State and economy
Masterminding Bill Clinton’s successful presidential campaign back in 1992 was George Stephanopoulos. Above his desk, as a constant reminder of the key issue of this (or any other) presidential contest, was a sign that read: ‘It’s the Economy, stupid!’ At the start of the twenty-first century, almost everyone realizes the importance of the economy not just in deciding elections but also in shaping the more general processes of government. Indeed, some commentators claim that we are now living in an age of ‘pocket-book politics’, in which, with the decline of traditional political ideologies, narrowly conceived economic selfinterest is the overwhelming driving force of the political process. Voters may have other concerns, such as health and education, but the anticipated competence of a government in economic management is seen to ‘trump’ all these other issues. Of course, state and government are about very much more than the winning and losing of elections. The day-to-day business of the state is, among other things, about the making and implementing of policy, the management of consent, the waging of wars, the processing of societal pressures, the provision of welfare services, the maintenance of law and order and so on. All of these activities have an economic dimension.
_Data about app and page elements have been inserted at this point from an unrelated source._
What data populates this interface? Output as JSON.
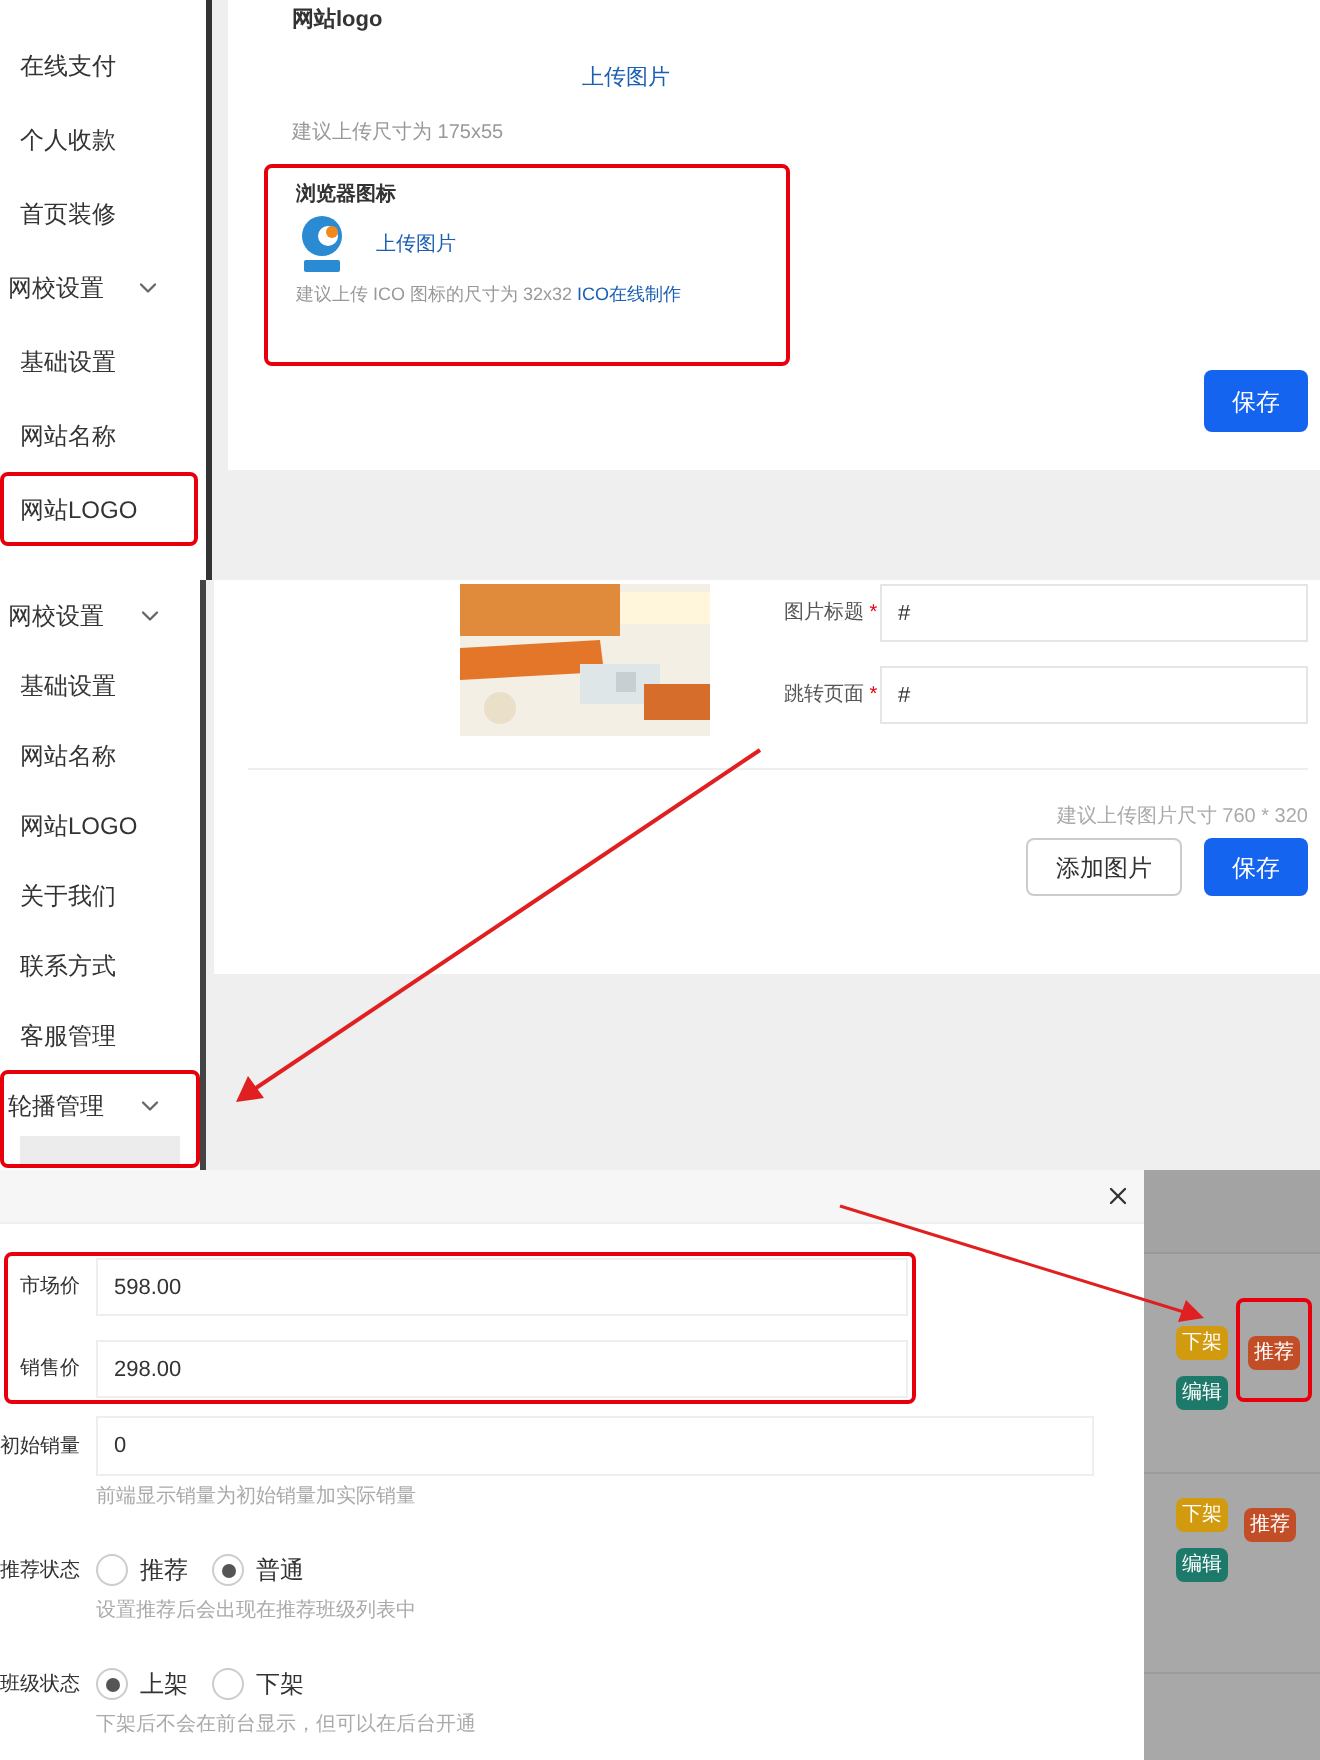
{
  "logo_panel": {
    "sidebar": [
      {
        "label": "在线支付",
        "kind": "item",
        "highlighted": false
      },
      {
        "label": "个人收款",
        "kind": "item",
        "highlighted": false
      },
      {
        "label": "首页装修",
        "kind": "item",
        "highlighted": false
      },
      {
        "label": "网校设置",
        "kind": "group",
        "expanded": true,
        "highlighted": false
      },
      {
        "label": "基础设置",
        "kind": "item",
        "highlighted": false
      },
      {
        "label": "网站名称",
        "kind": "item",
        "highlighted": false
      },
      {
        "label": "网站LOGO",
        "kind": "item",
        "highlighted": true
      }
    ],
    "logo_field": {
      "label": "网站logo",
      "upload": "上传图片",
      "hint": "建议上传尺寸为 175x55"
    },
    "favicon_field": {
      "label": "浏览器图标",
      "upload": "上传图片",
      "hint": "建议上传 ICO 图标的尺寸为 32x32",
      "link": "ICO在线制作",
      "highlighted": true
    },
    "save": "保存"
  },
  "carousel_panel": {
    "sidebar": [
      {
        "label": "网校设置",
        "kind": "group",
        "expanded": true,
        "highlighted": false
      },
      {
        "label": "基础设置",
        "kind": "item",
        "highlighted": false
      },
      {
        "label": "网站名称",
        "kind": "item",
        "highlighted": false
      },
      {
        "label": "网站LOGO",
        "kind": "item",
        "highlighted": false
      },
      {
        "label": "关于我们",
        "kind": "item",
        "highlighted": false
      },
      {
        "label": "联系方式",
        "kind": "item",
        "highlighted": false
      },
      {
        "label": "客服管理",
        "kind": "item",
        "highlighted": false
      },
      {
        "label": "轮播管理",
        "kind": "group",
        "expanded": true,
        "highlighted": true
      }
    ],
    "fields": [
      {
        "label": "图片标题",
        "required_mark": "*",
        "value": "#"
      },
      {
        "label": "跳转页面",
        "required_mark": "*",
        "value": "#"
      }
    ],
    "hint": "建议上传图片尺寸 760 * 320",
    "buttons": [
      {
        "label": "添加图片",
        "kind": "secondary"
      },
      {
        "label": "保存",
        "kind": "primary"
      }
    ]
  },
  "course_dialog": {
    "price_group": {
      "highlighted": true,
      "fields": [
        {
          "label": "市场价",
          "value": "598.00"
        },
        {
          "label": "销售价",
          "value": "298.00"
        }
      ]
    },
    "initial_sales": {
      "label": "初始销量",
      "value": "0",
      "hint": "前端显示销量为初始销量加实际销量"
    },
    "radio_groups": [
      {
        "label": "推荐状态",
        "options": [
          {
            "label": "推荐",
            "selected": false
          },
          {
            "label": "普通",
            "selected": true
          }
        ],
        "hint": "设置推荐后会出现在推荐班级列表中"
      },
      {
        "label": "班级状态",
        "options": [
          {
            "label": "上架",
            "selected": true
          },
          {
            "label": "下架",
            "selected": false
          }
        ],
        "hint": "下架后不会在前台显示，但可以在后台开通"
      }
    ]
  },
  "list_actions": [
    {
      "highlighted": true,
      "tags": [
        {
          "label": "下架",
          "color": "#d19a0f"
        },
        {
          "label": "推荐",
          "color": "#c24e28"
        },
        {
          "label": "编辑",
          "color": "#1d7a6b"
        }
      ]
    },
    {
      "highlighted": false,
      "tags": [
        {
          "label": "下架",
          "color": "#d19a0f"
        },
        {
          "label": "推荐",
          "color": "#c24e28"
        },
        {
          "label": "编辑",
          "color": "#1d7a6b"
        }
      ]
    }
  ]
}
They cost money, which the state has to raise (through user charges, taxes or the sale of public debt), and the ways in which these monies are raised will themselves have an effect upon the forms and levels of economic activity. The modern state is, as we have seen Schumpeter (1954) observe, a ‘tax state’. In the last instance, it is dependent upon the health of the wider economy to fund its own activity.